Published yesterday (Thursday, January 23) in the international journal Nature Communications, the research shows the Polypterus, the most primitive living bony fish, breathes air through large canals on top of its head called spiracles.
The discovery marks the first step in the evolutionary transition of similar ancient fishes to the land as tetrapods, or four-legged animals.
Professor Long, the Strategic Professor in Palaeontology at Flinders, said the research points to the likely conclusion that the ancient Gogonasus – which belonged to a group of fish widely regarded by scientists as the ancestors from whom the first land animals evolved – originally developed its breathing abilities using its spiracles.
He said the groundbreaking discovery signals the origins of breathing for the four-legged descendants of these ancient fish.
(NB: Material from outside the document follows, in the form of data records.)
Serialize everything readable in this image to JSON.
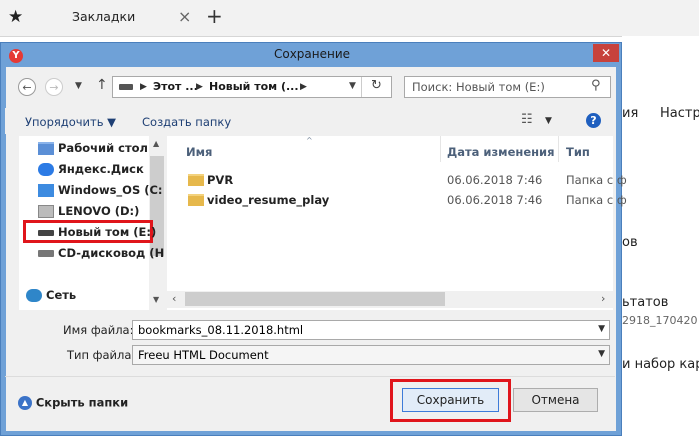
{
  "browser": {
    "tab_star_icon": "★",
    "tab_title": "Закладки",
    "tab_close": "×",
    "tab_new": "+",
    "bg_texts": [
      "ия",
      "Настро",
      "ов",
      "ьтатов",
      "2918_170420",
      "и набор кар"
    ]
  },
  "dialog": {
    "title": "Сохранение",
    "close_glyph": "✕",
    "address": {
      "crumbs": [
        "Этот ...",
        "Новый том (..."
      ],
      "search_placeholder": "Поиск: Новый том (E:)"
    },
    "toolbar": {
      "organize_label": "Упорядочить ▼",
      "new_folder_label": "Создать папку"
    },
    "nav_items": [
      {
        "label": "Рабочий стол",
        "icon": "desktop-folder-icon"
      },
      {
        "label": "Яндекс.Диск",
        "icon": "yandex-disk-icon"
      },
      {
        "label": "Windows_OS (C:",
        "icon": "windows-drive-icon"
      },
      {
        "label": "LENOVO (D:)",
        "icon": "lenovo-drive-icon"
      },
      {
        "label": "Новый том (E:)",
        "icon": "drive-icon"
      },
      {
        "label": "CD-дисковод (H",
        "icon": "cd-drive-icon"
      },
      {
        "label": "Сеть",
        "icon": "network-icon"
      }
    ],
    "columns": {
      "name": "Имя",
      "date": "Дата изменения",
      "type": "Тип"
    },
    "files": [
      {
        "name": "PVR",
        "date": "06.06.2018 7:46",
        "type": "Папка с ф"
      },
      {
        "name": "video_resume_play",
        "date": "06.06.2018 7:46",
        "type": "Папка с ф"
      }
    ],
    "filename_label": "Имя файла:",
    "filename_value": "bookmarks_08.11.2018.html",
    "filetype_label": "Тип файла:",
    "filetype_value": "Freeu HTML Document",
    "hide_folders_label": "Скрыть папки",
    "save_label": "Сохранить",
    "cancel_label": "Отмена"
  },
  "colors": {
    "titlebar": "#6fa1d7",
    "close": "#c7423c",
    "highlight": "#e0151b"
  }
}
“Polypterus had holes on top of its head but we never knew what they were actually for until we observed the fish over a long period of time and found they were breathing through their spiracles,” Professor Long said.
“Until now we’ve only had theories about the origins of breathing in the evolution of fish to land animals – some early 19th Century scientists had these wacky ideas that fish just jumped onto the land and started gasping for breath and developing limbs,” he said.
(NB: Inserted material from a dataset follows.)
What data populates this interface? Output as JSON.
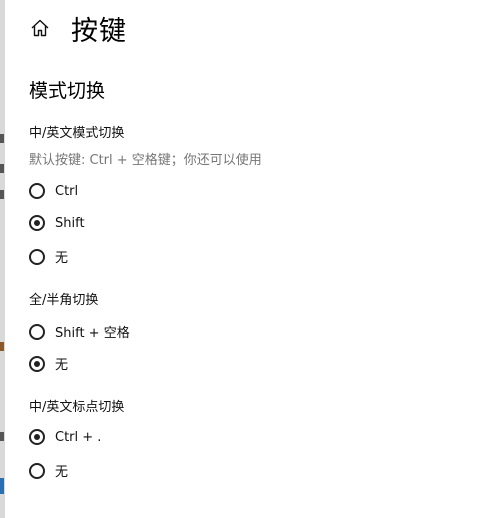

“But our research shows that the transformation actually started happening within the fish themselves while they were still in water.”
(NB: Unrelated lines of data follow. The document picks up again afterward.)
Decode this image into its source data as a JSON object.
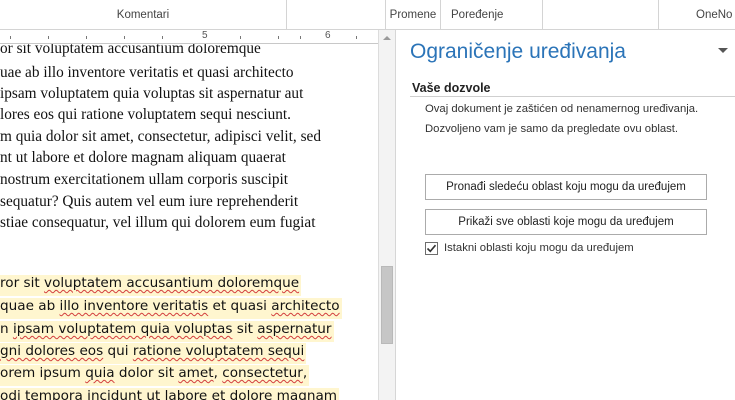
{
  "ribbon": {
    "groups": [
      "Komentari",
      "Promene",
      "Poređenje",
      "OneNo"
    ]
  },
  "ruler": {
    "numbers": [
      "5",
      "6"
    ]
  },
  "document": {
    "lines": [
      "or sit voluptatem accusantium doloremque",
      "uae ab illo inventore veritatis et quasi architecto",
      " ipsam voluptatem quia voluptas sit aspernatur aut",
      "lores eos qui ratione voluptatem sequi nesciunt.",
      "m quia dolor sit amet, consectetur, adipisci velit, sed",
      "nt ut labore et dolore magnam aliquam quaerat",
      " nostrum exercitationem ullam corporis suscipit",
      "sequatur? Quis autem vel eum iure reprehenderit",
      "stiae consequatur, vel illum qui dolorem eum fugiat"
    ],
    "highlighted_lines": [
      [
        {
          "t": "ror sit ",
          "s": false
        },
        {
          "t": "voluptatem accusantium doloremque",
          "s": true
        }
      ],
      [
        {
          "t": "quae ab ",
          "s": false
        },
        {
          "t": "illo inventore veritatis",
          "s": true
        },
        {
          "t": " et quasi ",
          "s": false
        },
        {
          "t": "architecto",
          "s": true
        }
      ],
      [
        {
          "t": "n ",
          "s": false
        },
        {
          "t": "ipsam voluptatem quia voluptas",
          "s": true
        },
        {
          "t": " sit ",
          "s": false
        },
        {
          "t": "aspernatur",
          "s": true
        }
      ],
      [
        {
          "t": "gni dolores eos",
          "s": true
        },
        {
          "t": " qui ",
          "s": false
        },
        {
          "t": "ratione voluptatem sequi",
          "s": true
        }
      ],
      [
        {
          "t": "orem ipsum ",
          "s": false
        },
        {
          "t": "quia",
          "s": true
        },
        {
          "t": " dolor sit ",
          "s": false
        },
        {
          "t": "amet",
          "s": true
        },
        {
          "t": ", ",
          "s": false
        },
        {
          "t": "consectetur",
          "s": true
        },
        {
          "t": ",",
          "s": false
        }
      ],
      [
        {
          "t": "odi tempora incidunt",
          "s": true
        },
        {
          "t": " ut labore et dolore ",
          "s": false
        },
        {
          "t": "magnam",
          "s": true
        }
      ]
    ]
  },
  "pane": {
    "title": "Ograničenje uređivanja",
    "section_heading": "Vaše dozvole",
    "info": [
      "Ovaj dokument je zaštićen od nenamernog uređivanja.",
      "Dozvoljeno vam je samo da pregledate ovu oblast."
    ],
    "find_next_button": "Pronađi sledeću oblast koju mogu da uređujem",
    "show_all_button": "Prikaži sve oblasti koje mogu da uređujem",
    "highlight_checkbox": {
      "label": "Istakni oblasti koju mogu da uređujem",
      "checked": true
    }
  },
  "colors": {
    "pane_title": "#2b74b8",
    "highlight_bg": "#fff6cf",
    "squiggle": "#d23d3d"
  }
}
As part of the study, a team based at The Scripps Research Institute in the US observed species of Polypterus for 360 hours and measured the amount of oxygen it was taking in.
He said the findings on Polypterus is the “smoking gun” that points to fossils such as Gogonasus as being capable of breathing in air through their spiracles.
“Other lobed-finned fish fossils of that age show large spiracles on top of their heads and the earliest known tetrapod fossils also have large open spiracles on their heads.
“All this points to the ability of these fishes to take in air from their spiracles as the first type of breathing, which ultimately helped them leave the water and invade the land.”
Professor Long said once the four-legged descendants of the lobed-finned fish abandoned the water, the ability to breathe through their spiracles declined as they switched to breathing using their mouths and nostrils, as humans do today.
“The spiracles eventually became the hearing canal in which tetrapods transmitted sound to the brain via tiny inner ear bones, and this has remained throughout the evolution of fish right through to humans,” he said.
“If not for the bold evolutionary experiments of these prehistoric fish breathing in air through the top of their heads, we might not have evolved such a keen sense of hearing.”